Goethe’s ‘Theory of Colours’ in the early 19th century provided the first systematic study that focused on the physiological effects of colour rather than the effect of light. His two-dimensional wheel was based on triad of primaries – red, yellow and blue – with secondaries as the compliments of the primaries. Gothe formulated a colour triangle.
Runge published the book ‘the Colour sphere’ in 1810, in which he arranged 12 hues in a spherical format, giving us the first three dimentional colour model. His primaries were red, yellow and blue.
Munsell developed a colour system in 1905 ‘Colour Notation’, adopted by the United States Beareu of Standards as the acceptable language of colour. He stated that colour could be described according to three variables – hue, value and chroma. Munsell’s three-dimensional colour tree, hues are positioned on a vertical axis from light (top) to dark (bottom). Saturation was measured on a horizontal axis with dull-grey hues at the centre turning brighter towards the outer edges .
Newtons Colour Circle.
Mayer’s Color Triangle: Lichtenberg’s replication of Tobias Mayer’s triangle has only seven chambers per side, rather than Mayer’s.
Ignaz Schiffermüller, 1772 & Goethe, 1810.
Types of Colour Wheel:
The colour wheel is a visual representation of colour theory. The different types of colour wheels are:
• The Pigment Wheel
• The Process Wheel
• The Munsell Wheel
• The Pigment Wheel:
The pigment wheel works with subtractive colours and gives information about the colour reactions when they are actually mixed.
. Primary colours:
A primary colour is the simplest hues and as the name suggests cannot be obtained by mixing. The primary colours are:
. Secondary colours:
A secondary colour is an even interval between two primary parents. Each is the visual midpoint between two primary colours. The secondary colours are:
- Red + Yellow = Orange
- Yellow + Blue = Green
- Blue + Red = Violet
. Tertiary colours:
A Tertiary colour is created by mixing a primary colour and an adjacent secondary. It has no single hue apparent or dominating. A a colour that has been dulled slightly by addition of its complement is a muted hue not a tertiary colour.
- Red + orange = Red-orange
- Orange + Yellow = Yellow-orange
- Yellow + Green = Yellow-green
- Green + Blue = Blue-green
- Blue + Violet = Blue-violet
- Violet + Red = Red-violet.
When the three primary pigments of this wheel are combined muddy black is obtained. Moreover, secondary and tertiary hues are not equal mixtures of their components. Mixing equal amounts of yellow and blue pigments will produce green that is more yellow-green as yellow is stronger than green.
• The Process Wheel:
The Process Wheel has yellow, magenta and cyan as the tree basic primaries that result in purer hues when mixed as contrast to Pigment Wheel. This system is used in printing and photography.
When equal parts of primaries of this wheel are mixed the following secondary hues occur:
- Yellow + Cyan =green
- Cyan + Magenta = violet
- Magenta + Yellow =orange
Again mixing the three primaries together in equal amounts produces black.
- Yellow + Green = Yellow-green
- Green = Cyan = Green-blue-green

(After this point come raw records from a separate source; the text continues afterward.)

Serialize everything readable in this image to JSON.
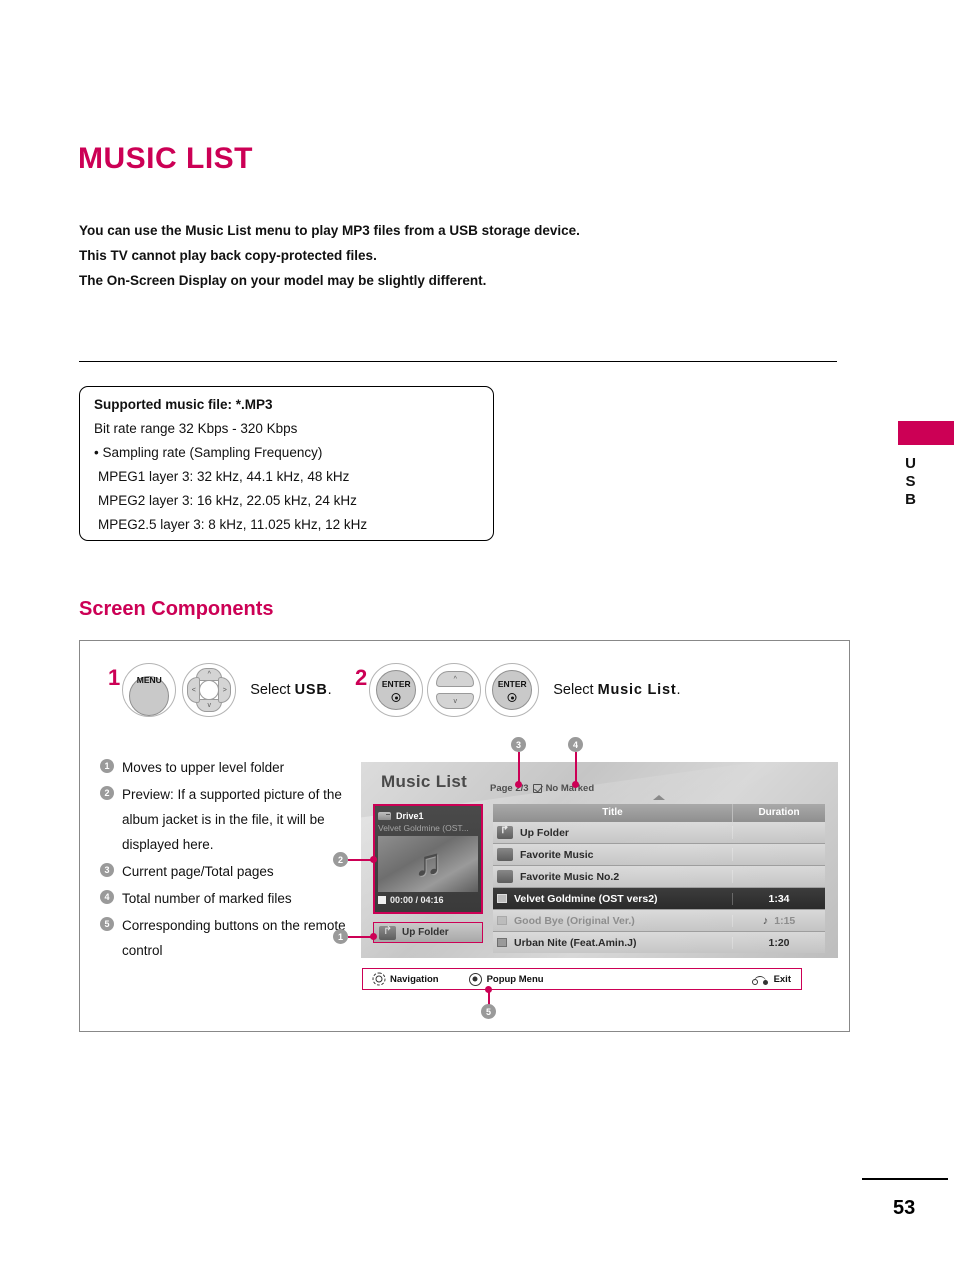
{
  "page": {
    "title": "MUSIC LIST",
    "number": "53",
    "side_tab": "USB"
  },
  "intro": {
    "lines": [
      "You can use the Music List menu to play MP3 files from a USB storage device.",
      "This TV cannot play back copy-protected files.",
      "The On-Screen Display on your model may be slightly different."
    ]
  },
  "spec_box": {
    "lines": [
      "Supported music file: *.MP3",
      "Bit rate range 32 Kbps - 320 Kbps",
      "• Sampling rate (Sampling Frequency)",
      "MPEG1 layer 3: 32 kHz, 44.1 kHz, 48 kHz",
      "MPEG2 layer 3: 16 kHz, 22.05  kHz, 24 kHz",
      "MPEG2.5 layer 3: 8 kHz, 11.025 kHz, 12 kHz"
    ]
  },
  "section": {
    "heading": "Screen Components"
  },
  "steps": [
    {
      "number": "1",
      "buttons": [
        "MENU",
        "nav-pad"
      ],
      "instruction_prefix": "Select ",
      "instruction_bold": "USB",
      "instruction_suffix": "."
    },
    {
      "number": "2",
      "buttons": [
        "ENTER",
        "updown-pad",
        "ENTER"
      ],
      "instruction_prefix": "Select ",
      "instruction_bold": "Music List",
      "instruction_suffix": "."
    }
  ],
  "remote_labels": {
    "menu": "MENU",
    "enter": "ENTER"
  },
  "legend": [
    {
      "num": "1",
      "text": "Moves to upper level folder"
    },
    {
      "num": "2",
      "text": "Preview: If a supported picture of the album jacket is in the file, it will be displayed here."
    },
    {
      "num": "3",
      "text": "Current page/Total pages"
    },
    {
      "num": "4",
      "text": "Total number of marked files"
    },
    {
      "num": "5",
      "text": "Corresponding buttons on the remote control"
    }
  ],
  "tv": {
    "title": "Music List",
    "page_status": "Page 2/3",
    "marked_status": "No Marked",
    "preview": {
      "drive": "Drive1",
      "subtitle": "Velvet Goldmine (OST...",
      "time": "00:00 / 04:16"
    },
    "up_folder_button": "Up Folder",
    "table": {
      "headers": [
        "Title",
        "Duration"
      ],
      "rows": [
        {
          "icon": "up-folder-icon",
          "title": "Up Folder",
          "duration": "",
          "state": "normal"
        },
        {
          "icon": "folder-icon",
          "title": "Favorite Music",
          "duration": "",
          "state": "normal"
        },
        {
          "icon": "folder-icon",
          "title": "Favorite Music No.2",
          "duration": "",
          "state": "normal"
        },
        {
          "icon": "mark-box-icon",
          "title": "Velvet Goldmine (OST vers2)",
          "duration": "1:34",
          "state": "selected"
        },
        {
          "icon": "mark-box-icon",
          "title": "Good Bye (Original Ver.)",
          "duration": "1:15",
          "state": "dim",
          "note": "♪"
        },
        {
          "icon": "mark-box-icon",
          "title": "Urban Nite (Feat.Amin.J)",
          "duration": "1:20",
          "state": "normal"
        }
      ]
    },
    "navbar": {
      "navigation": "Navigation",
      "popup_menu": "Popup Menu",
      "exit": "Exit"
    }
  },
  "callouts": [
    "1",
    "2",
    "3",
    "4",
    "5"
  ],
  "colors": {
    "accent": "#cc0055",
    "callout_gray": "#9a9a9a"
  }
}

- Cyan = Violet = Blue-violet-blue (ultramarine blue)
- Violet + Magenta = Red-violet-red
- Magenta + Orange = Red
- Orange + Yellow = Yellow-orange
• The Munsell Wheel:
Munsell developed a partitive colour system based on five primary hues – yellow, red, green, blue and purple. His colour system was based on afterimage perceptions that are derived from hues that we see in nature. He set each after image as the compliment to the primary hues. He further systematised the colour wheel into a three-dimensional colour tree described earlier in this section.
The chapter is based on the review of the following books:
Feisner E.A.,(2006) Colour StudiesSecond ed. Fairchild Piblications, NY.
Holtzschue, L. (2002) Understanding Color: An Introduction for Designers, John Wiley & Sons.
Pile, J. (1997) Color in Interior Design. McGraw-Hill companies Inc.